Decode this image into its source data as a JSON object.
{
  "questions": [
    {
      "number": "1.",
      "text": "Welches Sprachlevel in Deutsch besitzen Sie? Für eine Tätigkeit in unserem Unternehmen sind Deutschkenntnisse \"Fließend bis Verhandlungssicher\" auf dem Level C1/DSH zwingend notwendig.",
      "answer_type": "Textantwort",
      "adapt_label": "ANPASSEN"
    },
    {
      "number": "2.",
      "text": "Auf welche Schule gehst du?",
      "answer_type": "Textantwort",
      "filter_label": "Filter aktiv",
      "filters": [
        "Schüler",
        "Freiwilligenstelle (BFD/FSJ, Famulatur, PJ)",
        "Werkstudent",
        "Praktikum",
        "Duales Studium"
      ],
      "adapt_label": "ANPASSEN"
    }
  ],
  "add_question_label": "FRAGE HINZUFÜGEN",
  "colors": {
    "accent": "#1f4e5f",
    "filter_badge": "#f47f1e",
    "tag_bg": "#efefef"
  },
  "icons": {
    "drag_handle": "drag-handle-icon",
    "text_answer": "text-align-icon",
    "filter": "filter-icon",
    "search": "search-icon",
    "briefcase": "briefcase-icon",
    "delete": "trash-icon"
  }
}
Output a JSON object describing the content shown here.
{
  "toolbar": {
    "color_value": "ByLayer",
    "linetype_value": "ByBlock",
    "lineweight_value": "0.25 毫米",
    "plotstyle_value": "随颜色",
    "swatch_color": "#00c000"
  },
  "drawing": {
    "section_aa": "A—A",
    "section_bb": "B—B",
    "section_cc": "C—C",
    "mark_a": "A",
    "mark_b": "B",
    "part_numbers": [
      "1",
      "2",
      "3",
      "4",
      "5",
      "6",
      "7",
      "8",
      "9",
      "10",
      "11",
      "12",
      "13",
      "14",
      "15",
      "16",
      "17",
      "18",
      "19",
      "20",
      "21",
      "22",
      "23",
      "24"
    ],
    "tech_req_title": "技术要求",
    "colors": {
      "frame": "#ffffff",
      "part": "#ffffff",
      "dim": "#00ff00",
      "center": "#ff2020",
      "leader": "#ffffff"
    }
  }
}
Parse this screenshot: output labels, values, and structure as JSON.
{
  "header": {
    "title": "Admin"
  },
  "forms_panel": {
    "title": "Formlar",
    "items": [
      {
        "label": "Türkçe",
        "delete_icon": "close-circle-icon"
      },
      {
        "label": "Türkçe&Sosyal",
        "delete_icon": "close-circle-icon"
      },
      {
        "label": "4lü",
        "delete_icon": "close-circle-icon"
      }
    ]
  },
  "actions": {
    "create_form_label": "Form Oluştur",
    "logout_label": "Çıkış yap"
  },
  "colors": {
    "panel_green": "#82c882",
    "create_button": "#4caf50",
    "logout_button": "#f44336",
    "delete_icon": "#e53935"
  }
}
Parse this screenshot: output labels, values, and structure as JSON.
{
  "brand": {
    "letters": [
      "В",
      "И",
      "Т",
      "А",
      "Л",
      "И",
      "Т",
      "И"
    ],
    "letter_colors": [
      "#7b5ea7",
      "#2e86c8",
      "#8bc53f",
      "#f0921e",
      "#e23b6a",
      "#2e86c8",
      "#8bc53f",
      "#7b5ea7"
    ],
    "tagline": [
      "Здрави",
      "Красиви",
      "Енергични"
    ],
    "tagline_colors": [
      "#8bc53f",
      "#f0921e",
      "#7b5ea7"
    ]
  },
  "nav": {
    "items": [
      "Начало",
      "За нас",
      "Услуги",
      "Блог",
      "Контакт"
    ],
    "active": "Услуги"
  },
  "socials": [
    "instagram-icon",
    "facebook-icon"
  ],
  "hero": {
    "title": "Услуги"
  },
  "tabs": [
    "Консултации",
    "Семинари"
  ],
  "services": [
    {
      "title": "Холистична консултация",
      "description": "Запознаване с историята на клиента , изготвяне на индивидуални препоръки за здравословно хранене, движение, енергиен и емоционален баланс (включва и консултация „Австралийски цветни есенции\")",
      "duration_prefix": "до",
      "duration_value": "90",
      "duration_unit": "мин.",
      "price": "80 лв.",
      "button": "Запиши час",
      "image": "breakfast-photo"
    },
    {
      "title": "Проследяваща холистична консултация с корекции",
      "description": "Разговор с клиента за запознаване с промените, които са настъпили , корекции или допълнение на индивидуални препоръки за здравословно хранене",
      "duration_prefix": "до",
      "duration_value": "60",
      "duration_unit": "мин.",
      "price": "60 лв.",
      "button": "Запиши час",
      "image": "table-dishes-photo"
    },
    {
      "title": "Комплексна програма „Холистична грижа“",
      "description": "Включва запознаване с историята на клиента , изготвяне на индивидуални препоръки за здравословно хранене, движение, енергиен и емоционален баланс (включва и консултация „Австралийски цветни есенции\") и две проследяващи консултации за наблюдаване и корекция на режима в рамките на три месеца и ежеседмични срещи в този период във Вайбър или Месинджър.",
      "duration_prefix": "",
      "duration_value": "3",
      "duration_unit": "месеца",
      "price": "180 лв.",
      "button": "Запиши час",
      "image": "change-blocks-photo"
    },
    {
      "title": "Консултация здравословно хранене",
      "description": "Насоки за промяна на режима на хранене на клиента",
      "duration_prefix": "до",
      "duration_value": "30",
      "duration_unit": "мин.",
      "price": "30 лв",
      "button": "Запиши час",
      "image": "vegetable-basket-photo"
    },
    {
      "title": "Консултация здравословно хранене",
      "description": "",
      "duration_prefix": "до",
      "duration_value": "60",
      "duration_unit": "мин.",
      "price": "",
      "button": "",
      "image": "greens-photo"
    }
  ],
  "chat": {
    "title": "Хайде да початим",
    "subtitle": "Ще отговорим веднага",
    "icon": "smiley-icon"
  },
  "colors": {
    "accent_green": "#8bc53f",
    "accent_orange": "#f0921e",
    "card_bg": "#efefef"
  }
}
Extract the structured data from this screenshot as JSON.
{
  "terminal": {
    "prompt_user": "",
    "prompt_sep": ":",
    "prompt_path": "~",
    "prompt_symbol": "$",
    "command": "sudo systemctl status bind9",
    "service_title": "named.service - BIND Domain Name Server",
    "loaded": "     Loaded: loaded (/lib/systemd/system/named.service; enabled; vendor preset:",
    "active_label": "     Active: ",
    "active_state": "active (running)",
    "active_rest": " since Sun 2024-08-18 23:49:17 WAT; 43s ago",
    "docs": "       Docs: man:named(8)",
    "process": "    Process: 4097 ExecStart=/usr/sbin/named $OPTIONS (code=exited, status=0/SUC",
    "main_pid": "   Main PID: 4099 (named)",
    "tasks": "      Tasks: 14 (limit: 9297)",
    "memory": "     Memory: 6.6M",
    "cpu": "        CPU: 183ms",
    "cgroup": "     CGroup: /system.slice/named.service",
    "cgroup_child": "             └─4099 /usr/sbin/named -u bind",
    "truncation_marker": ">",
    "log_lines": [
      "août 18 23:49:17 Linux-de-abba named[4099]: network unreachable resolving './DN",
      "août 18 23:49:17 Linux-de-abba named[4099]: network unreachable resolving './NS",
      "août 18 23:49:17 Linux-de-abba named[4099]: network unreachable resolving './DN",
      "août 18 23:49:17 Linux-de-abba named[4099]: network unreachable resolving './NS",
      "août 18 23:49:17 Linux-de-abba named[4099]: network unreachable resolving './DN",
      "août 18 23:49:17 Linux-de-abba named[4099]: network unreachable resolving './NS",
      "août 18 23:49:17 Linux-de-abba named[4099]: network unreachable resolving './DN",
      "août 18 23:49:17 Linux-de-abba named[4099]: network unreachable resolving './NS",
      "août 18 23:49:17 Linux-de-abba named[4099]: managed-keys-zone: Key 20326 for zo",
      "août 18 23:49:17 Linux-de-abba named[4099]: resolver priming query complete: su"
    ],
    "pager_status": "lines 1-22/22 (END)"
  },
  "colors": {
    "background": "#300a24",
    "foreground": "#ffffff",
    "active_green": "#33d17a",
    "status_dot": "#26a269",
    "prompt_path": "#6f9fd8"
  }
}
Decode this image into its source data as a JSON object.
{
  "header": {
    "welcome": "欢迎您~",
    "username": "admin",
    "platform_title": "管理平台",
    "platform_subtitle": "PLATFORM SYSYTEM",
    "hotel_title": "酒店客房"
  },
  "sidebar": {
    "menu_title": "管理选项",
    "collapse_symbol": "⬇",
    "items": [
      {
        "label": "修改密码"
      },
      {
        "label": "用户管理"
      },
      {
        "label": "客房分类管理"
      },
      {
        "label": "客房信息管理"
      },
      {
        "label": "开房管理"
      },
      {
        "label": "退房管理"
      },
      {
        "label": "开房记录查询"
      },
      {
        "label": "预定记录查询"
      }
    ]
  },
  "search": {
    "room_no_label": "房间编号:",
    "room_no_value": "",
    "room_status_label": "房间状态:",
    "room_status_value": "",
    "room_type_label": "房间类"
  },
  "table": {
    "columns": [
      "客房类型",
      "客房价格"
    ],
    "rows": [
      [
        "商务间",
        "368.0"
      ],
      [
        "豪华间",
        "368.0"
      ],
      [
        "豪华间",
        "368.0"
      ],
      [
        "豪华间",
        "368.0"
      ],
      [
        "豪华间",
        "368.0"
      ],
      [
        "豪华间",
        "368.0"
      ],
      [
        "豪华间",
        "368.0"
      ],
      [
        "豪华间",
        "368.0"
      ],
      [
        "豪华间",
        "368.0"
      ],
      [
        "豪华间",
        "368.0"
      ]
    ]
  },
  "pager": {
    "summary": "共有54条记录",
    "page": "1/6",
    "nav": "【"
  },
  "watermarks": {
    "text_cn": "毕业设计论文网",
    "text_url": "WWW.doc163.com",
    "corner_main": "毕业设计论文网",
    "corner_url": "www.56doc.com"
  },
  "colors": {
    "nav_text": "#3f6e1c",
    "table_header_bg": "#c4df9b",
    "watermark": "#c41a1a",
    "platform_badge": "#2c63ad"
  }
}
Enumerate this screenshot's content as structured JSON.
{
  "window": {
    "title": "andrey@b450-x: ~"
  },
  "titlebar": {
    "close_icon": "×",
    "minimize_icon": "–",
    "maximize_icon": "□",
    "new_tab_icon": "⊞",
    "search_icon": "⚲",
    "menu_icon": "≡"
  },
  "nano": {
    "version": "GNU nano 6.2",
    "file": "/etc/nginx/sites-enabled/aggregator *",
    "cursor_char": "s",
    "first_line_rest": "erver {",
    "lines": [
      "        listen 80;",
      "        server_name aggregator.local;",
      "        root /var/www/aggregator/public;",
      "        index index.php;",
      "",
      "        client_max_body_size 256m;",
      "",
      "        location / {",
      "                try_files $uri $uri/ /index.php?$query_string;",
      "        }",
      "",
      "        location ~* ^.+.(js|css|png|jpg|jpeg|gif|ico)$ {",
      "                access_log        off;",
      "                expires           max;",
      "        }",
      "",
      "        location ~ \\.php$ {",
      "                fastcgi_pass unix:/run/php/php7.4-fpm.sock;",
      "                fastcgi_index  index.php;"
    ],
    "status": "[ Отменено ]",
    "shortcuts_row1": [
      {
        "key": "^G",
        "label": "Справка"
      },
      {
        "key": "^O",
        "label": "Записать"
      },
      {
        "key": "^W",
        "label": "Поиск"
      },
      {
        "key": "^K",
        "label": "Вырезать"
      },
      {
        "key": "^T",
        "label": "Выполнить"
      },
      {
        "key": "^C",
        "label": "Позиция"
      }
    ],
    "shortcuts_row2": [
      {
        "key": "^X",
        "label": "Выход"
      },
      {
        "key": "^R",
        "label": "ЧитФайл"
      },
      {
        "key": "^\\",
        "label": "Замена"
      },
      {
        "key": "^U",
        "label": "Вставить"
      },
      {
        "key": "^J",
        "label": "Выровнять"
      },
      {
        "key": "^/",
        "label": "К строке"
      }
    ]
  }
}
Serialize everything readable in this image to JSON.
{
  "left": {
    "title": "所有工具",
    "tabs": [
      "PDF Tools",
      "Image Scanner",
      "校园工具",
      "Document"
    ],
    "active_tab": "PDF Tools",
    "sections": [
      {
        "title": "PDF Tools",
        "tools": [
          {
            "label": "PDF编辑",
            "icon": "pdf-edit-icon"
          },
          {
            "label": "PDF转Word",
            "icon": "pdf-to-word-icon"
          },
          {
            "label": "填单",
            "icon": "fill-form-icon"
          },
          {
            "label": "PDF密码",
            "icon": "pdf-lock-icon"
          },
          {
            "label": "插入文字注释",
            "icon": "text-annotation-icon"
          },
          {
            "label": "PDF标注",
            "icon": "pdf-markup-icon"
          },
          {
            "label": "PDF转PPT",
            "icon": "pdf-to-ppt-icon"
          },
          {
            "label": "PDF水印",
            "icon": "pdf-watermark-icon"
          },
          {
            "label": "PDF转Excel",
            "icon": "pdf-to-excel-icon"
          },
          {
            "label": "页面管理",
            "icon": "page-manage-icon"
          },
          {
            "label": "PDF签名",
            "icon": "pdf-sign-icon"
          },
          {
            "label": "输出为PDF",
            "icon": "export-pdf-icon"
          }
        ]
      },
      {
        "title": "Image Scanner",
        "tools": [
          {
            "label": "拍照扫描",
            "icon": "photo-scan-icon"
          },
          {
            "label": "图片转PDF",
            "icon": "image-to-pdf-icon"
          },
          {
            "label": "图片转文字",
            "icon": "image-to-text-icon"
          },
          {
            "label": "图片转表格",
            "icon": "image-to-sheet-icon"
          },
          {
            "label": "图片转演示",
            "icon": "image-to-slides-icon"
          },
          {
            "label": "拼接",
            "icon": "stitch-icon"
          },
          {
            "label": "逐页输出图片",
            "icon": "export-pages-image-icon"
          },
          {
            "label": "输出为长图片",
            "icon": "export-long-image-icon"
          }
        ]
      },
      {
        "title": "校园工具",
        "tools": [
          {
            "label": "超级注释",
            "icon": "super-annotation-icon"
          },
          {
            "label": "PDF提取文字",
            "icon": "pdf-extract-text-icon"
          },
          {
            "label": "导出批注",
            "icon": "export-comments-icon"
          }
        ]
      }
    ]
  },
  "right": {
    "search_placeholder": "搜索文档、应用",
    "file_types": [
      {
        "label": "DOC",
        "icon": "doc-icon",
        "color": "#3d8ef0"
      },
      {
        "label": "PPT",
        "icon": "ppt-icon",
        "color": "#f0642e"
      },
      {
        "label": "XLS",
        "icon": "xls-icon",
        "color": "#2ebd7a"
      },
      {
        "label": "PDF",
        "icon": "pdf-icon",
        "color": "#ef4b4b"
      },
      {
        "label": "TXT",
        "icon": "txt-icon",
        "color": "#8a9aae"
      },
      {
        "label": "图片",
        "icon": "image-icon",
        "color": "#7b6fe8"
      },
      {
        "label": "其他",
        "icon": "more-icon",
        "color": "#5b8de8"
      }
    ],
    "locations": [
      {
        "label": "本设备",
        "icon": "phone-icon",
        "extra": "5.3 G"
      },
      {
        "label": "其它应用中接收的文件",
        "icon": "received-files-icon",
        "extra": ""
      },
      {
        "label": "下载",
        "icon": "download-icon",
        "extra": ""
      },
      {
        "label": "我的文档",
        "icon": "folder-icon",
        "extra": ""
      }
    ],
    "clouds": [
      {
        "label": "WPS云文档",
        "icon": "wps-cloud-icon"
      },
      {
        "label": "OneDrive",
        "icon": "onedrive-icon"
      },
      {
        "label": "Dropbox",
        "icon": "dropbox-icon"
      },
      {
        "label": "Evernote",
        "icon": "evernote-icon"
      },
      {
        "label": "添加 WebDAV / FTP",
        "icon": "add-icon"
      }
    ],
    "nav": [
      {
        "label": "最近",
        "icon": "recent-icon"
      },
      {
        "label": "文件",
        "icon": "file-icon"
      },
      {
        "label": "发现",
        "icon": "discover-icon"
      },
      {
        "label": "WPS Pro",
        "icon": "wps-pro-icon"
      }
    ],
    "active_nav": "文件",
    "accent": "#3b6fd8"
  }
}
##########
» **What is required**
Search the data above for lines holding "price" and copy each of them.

» **Result below**
      "price": "80 лв.",
      "price": "60 лв.",
      "price": "180 лв.",
      "price": "30 лв",
      "price": "",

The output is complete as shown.